Patent Citations
Cited PatentFiling datePublication dateApplicantTitle
US5027185 *Mar 30, 1990Jun 25, 1991Industrial Technology Research InstitutePolycide gate FET with salicide
US5041394 *Jan 7, 1991Aug 20, 1991Texas Instruments IncorporatedMethod for forming protective barrier on silicided regions
US5498569Aug 22, 1994Mar 12, 1996Ramtron International CorporationPlatinum or palladium silicide
US5567651Jun 7, 1995Oct 22, 1996Digital Equipment CorporationSelf-aligned cobalt silicide on MOS integrated circuits
US5635426Sep 14, 1995Jun 3, 1997Fujitsu LimitedMethod of making a semiconductor device having a silicide local interconnect
US5635765Feb 26, 1996Jun 3, 1997Cypress Semiconductor CorporationSemiconductors having first and second refractory metal silicide layers which have differing stoichiometries
US5646070Mar 6, 1995Jul 8, 1997Philips Electronics North American CorporationMethod of forming conductive region on silicon semiconductor material, and silicon semiconductor device with such region
US5656546Aug 28, 1995Aug 12, 1997Taiwan Semiconductor Manufacturing Company LtdSelf-aligned tin formation by N2+ implantation during two-step annealing Ti-salicidation
US5668040Feb 14, 1996Sep 16, 1997Lg Semicon Co., Ltd.Method for forming a semiconductor device electrode which also serves as a diffusion barrier
US5795808 *Nov 12, 1996Aug 18, 1998Hyundai Electronics Industries C., Ltd.Method for forming shallow junction for semiconductor device
US5924010 *Oct 30, 1996Jul 13, 1999United Microelectronics Corp.Method for simultaneously fabricating salicide and self-aligned barrier
JP40203952A * Title not available
Non-Patent Citations
Reference
1 *Wolf "Silicon Processing for the VLSI Era" vol. 1, pp. 397-399, 1986.
2Wolf, silicon processing for the VLSI ERA, vol. 1, pp. 399, 359-362, 1986.*
Referenced by
Citing PatentFiling datePublication dateApplicantTitle
US6495460 *Jul 11, 2001Dec 17, 2002Advanced Micro Devices, Inc.Dual layer silicide formation using a titanium barrier to reduce surface roughness at silicide/junction interface

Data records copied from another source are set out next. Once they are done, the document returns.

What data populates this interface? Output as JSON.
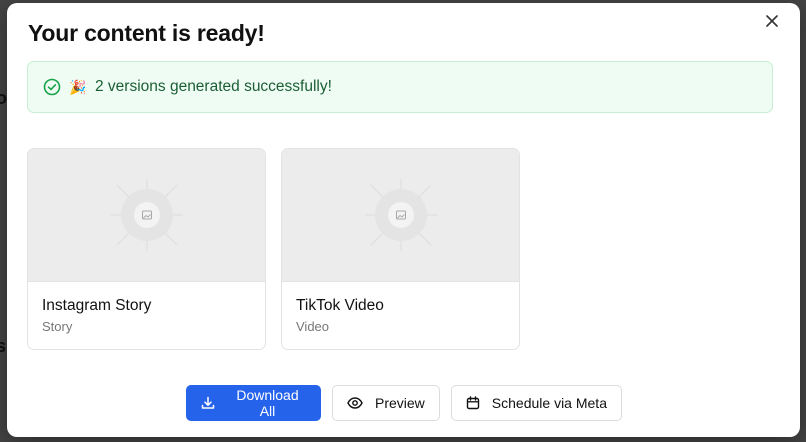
{
  "modal": {
    "title": "Your content is ready!",
    "close_icon": "close-icon"
  },
  "banner": {
    "icon": "check-circle-icon",
    "emoji": "🎉",
    "message": "2 versions generated successfully!"
  },
  "versions": [
    {
      "title": "Instagram Story",
      "type": "Story",
      "thumb_icon": "image-placeholder-icon"
    },
    {
      "title": "TikTok Video",
      "type": "Video",
      "thumb_icon": "image-placeholder-icon"
    }
  ],
  "actions": {
    "download_all": {
      "label": "Download All",
      "icon": "download-icon"
    },
    "preview": {
      "label": "Preview",
      "icon": "eye-icon"
    },
    "schedule": {
      "label": "Schedule via Meta",
      "icon": "calendar-icon"
    }
  },
  "colors": {
    "primary": "#2563eb",
    "success_bg": "#effcf3",
    "success_border": "#c6efd3",
    "success_text": "#1b5e35",
    "success_icon": "#16a34a"
  }
}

US6933517Oct 15, 2003Aug 23, 2005Hewlett-Packard Development Company, L.P.Tunneling emitters
US7202147Nov 29, 2005Apr 10, 2007Matsushita Electric Industrial Co., Ltd.Semiconductor device and method for fabricating the same

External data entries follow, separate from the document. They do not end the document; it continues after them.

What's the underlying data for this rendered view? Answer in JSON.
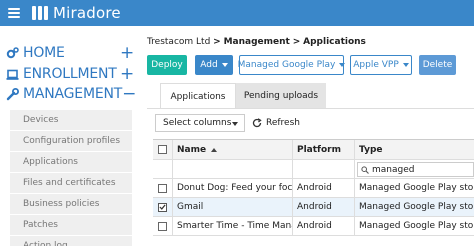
{
  "app": {
    "title": "Miradore"
  },
  "sidebar": {
    "main": [
      {
        "label": "HOME",
        "toggle": "+"
      },
      {
        "label": "ENROLLMENT",
        "toggle": "+"
      },
      {
        "label": "MANAGEMENT",
        "toggle": "−"
      }
    ],
    "sub": [
      "Devices",
      "Configuration profiles",
      "Applications",
      "Files and certificates",
      "Business policies",
      "Patches",
      "Action log"
    ]
  },
  "breadcrumb": {
    "org": "Trestacom Ltd",
    "sep": ">",
    "section": "Management",
    "page": "Applications"
  },
  "toolbar": {
    "deploy": "Deploy",
    "add": "Add",
    "gplay": "Managed Google Play",
    "vpp": "Apple VPP",
    "delete": "Delete"
  },
  "tabs": {
    "applications": "Applications",
    "pending": "Pending uploads"
  },
  "controls": {
    "select_columns": "Select columns",
    "refresh": "Refresh"
  },
  "table": {
    "headers": {
      "name": "Name",
      "platform": "Platform",
      "type": "Type"
    },
    "filter": {
      "type_value": "managed"
    },
    "rows": [
      {
        "name": "Donut Dog: Feed your focu…",
        "platform": "Android",
        "type": "Managed Google Play store",
        "checked": false
      },
      {
        "name": "Gmail",
        "platform": "Android",
        "type": "Managed Google Play store",
        "checked": true
      },
      {
        "name": "Smarter Time - Time Mana…",
        "platform": "Android",
        "type": "Managed Google Play store",
        "checked": false
      }
    ]
  },
  "colors": {
    "accent": "#3a87c9",
    "deploy": "#18b6a3",
    "nav": "#2f78c1"
  }
}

US7585767 *Feb 21, 2006Sep 8, 2009Panasonic CorporationSemiconductor device and method for fabricating the same
WO2003065425A2 *Jan 30, 2003Aug 7, 2003Hewlett Packard CoEmitter and method of making
WO2003096407A1 *Apr 25, 2003Nov 20, 2003Dongzhi ChiMethod for forming a nickel silicide layer on a silicon substrate

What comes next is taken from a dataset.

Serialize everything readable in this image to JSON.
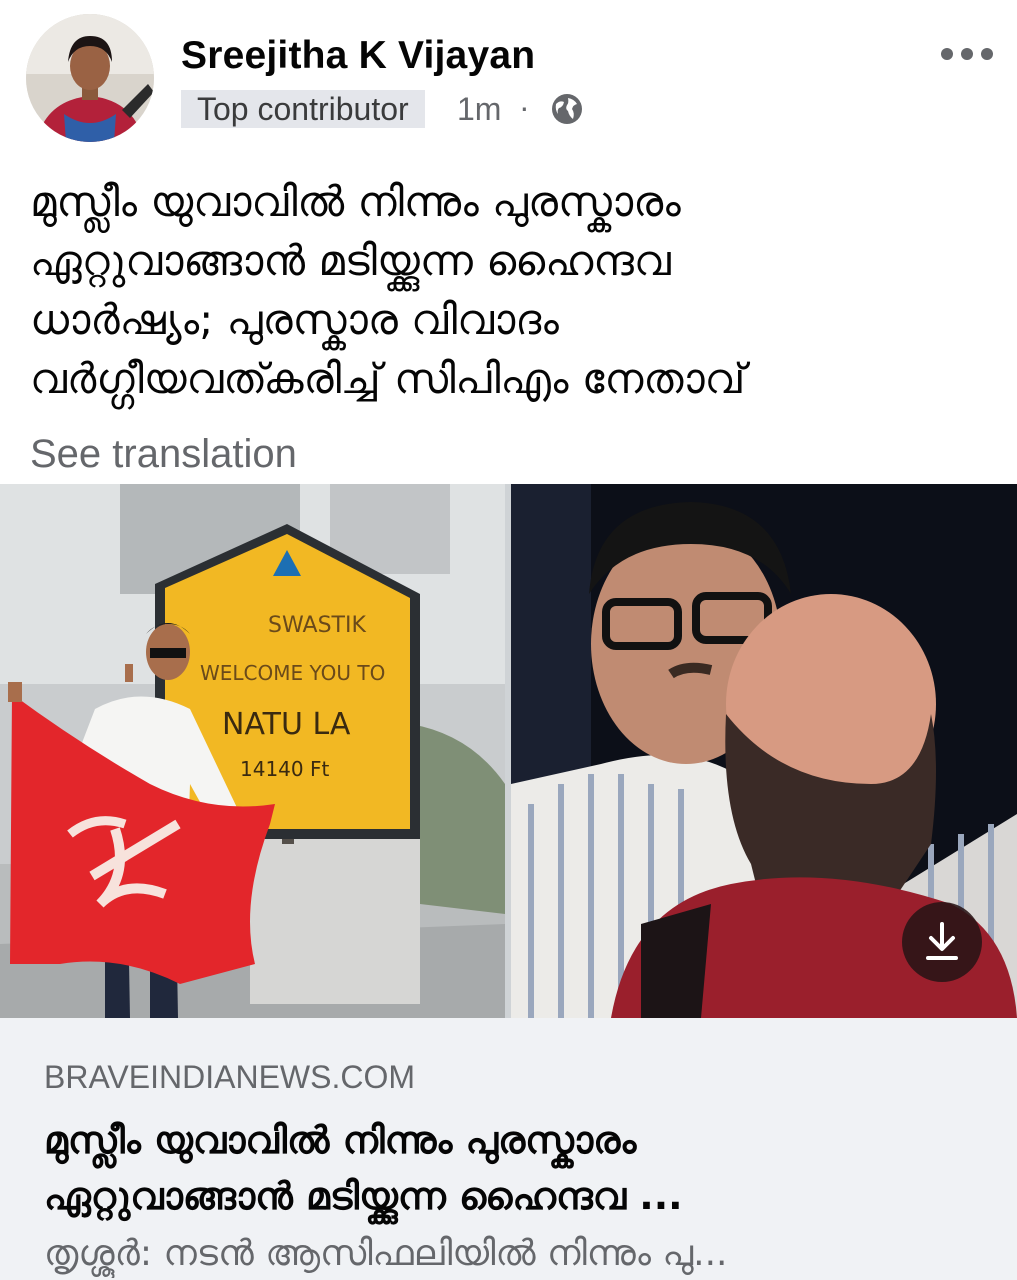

Classifications
U.S. Classification438/683, 257/E21.168, 257/E21.165, 438/664, 438/592, 438/299, 438/655, 438/649
International ClassificationH01L21/285
Cooperative ClassificationH01L21/28568, H01L21/28518
European ClassificationH01L21/285B4L, H01L21/285B4A
Legal Events
DateCodeEventDescription
Dec 3, 2013FPExpired due to failure to pay maintenance fee
Effective date: 20131016
Oct 16, 2013LAPSLapse for failure to pay maintenance fees
May 24, 2013REMIMaintenance fee reminder mailed
Mar 18, 2009FPAYFee payment
Year of fee payment: 8
Dec 22, 2006ASAssignment
Owner name: PHILIPS SEMICONDUCTORS INC., NEW YORK
Free format text: CHANGE OF NAME;ASSIGNOR:PHILIPS SEMICONDUCTORS VLSI INC.;REEL/FRAME:018668/0255
Effective date: 19991220
Dec 15, 2006ASAssignment
Owner name: NXP B.V., NETHERLANDS
Free format text: ASSIGNMENT OF ASSIGNORS INTEREST;ASSIGNOR:PHILIPS SEMICONDUCTORS INC.;REEL/FRAME:018645/0779
Effective date: 20061130
Owner name: PHILIPS SEMICONDUCTORS VLSI INC., NEW YORK
Free format text: CHANGE OF NAME;ASSIGNOR:VLSI TECHNOLOGY, INC.;REEL/FRAME:018635/0570
Effective date: 19990702
May 20, 2005SULPSurcharge for late payment
May 20, 2005FPAYFee payment
Year of fee payment: 4
May 5, 2005REMIMaintenance fee reminder mailed
Feb 26, 1998ASAssignment
Owner name: VLSI TECHNOLOGY, INC., CALIFORNIA
Free format text: ASSIGNMENT OF ASSIGNORS INTEREST;ASSIGNOR:LIN, XI-WEI;REEL/FRAME:009039/0877
Effective date: 19980225